→ Task brief:
Every line below that holds the string "title" must be copied.

Saved entries
========================================

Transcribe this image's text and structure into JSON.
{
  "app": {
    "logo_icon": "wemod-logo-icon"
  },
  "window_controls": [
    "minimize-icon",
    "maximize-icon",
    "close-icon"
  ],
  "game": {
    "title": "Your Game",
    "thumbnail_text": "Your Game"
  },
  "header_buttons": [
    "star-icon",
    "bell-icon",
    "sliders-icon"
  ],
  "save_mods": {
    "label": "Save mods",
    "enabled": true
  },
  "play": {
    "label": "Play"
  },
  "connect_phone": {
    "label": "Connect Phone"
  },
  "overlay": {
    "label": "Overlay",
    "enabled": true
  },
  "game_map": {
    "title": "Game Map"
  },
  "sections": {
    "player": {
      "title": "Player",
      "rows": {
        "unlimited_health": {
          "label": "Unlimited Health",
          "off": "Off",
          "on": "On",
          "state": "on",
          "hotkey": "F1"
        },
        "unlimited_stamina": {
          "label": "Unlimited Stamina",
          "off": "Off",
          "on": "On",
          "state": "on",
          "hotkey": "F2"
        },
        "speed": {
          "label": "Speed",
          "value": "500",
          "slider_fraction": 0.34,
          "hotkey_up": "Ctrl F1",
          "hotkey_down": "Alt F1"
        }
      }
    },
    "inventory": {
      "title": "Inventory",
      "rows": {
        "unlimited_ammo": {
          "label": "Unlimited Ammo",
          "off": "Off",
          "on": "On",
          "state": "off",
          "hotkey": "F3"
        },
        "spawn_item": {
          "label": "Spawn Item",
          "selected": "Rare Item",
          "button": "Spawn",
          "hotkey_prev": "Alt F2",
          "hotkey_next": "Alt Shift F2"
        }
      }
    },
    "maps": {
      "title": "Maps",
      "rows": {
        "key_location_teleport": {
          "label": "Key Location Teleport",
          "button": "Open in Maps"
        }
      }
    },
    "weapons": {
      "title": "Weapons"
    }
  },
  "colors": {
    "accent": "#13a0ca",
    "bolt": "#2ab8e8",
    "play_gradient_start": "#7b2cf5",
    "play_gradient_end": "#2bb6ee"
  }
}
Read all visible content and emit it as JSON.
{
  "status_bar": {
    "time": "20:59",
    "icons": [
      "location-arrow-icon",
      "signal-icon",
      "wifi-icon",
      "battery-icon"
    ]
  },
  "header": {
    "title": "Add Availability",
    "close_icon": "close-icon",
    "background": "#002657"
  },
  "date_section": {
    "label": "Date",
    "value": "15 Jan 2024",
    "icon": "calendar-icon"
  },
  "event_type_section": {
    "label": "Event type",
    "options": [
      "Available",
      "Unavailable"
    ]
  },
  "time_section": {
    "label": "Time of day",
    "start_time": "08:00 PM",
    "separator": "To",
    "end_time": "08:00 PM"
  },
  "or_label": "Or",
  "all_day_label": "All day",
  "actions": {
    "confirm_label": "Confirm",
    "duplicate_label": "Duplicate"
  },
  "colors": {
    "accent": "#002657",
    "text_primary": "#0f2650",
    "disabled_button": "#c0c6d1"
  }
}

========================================

→ Response area:
    "title": "Your Game",
    "title": "Game Map"
      "title": "Player",
      "title": "Inventory",
      "title": "Maps",
      "title": "Weapons"
    "title": "Add Availability",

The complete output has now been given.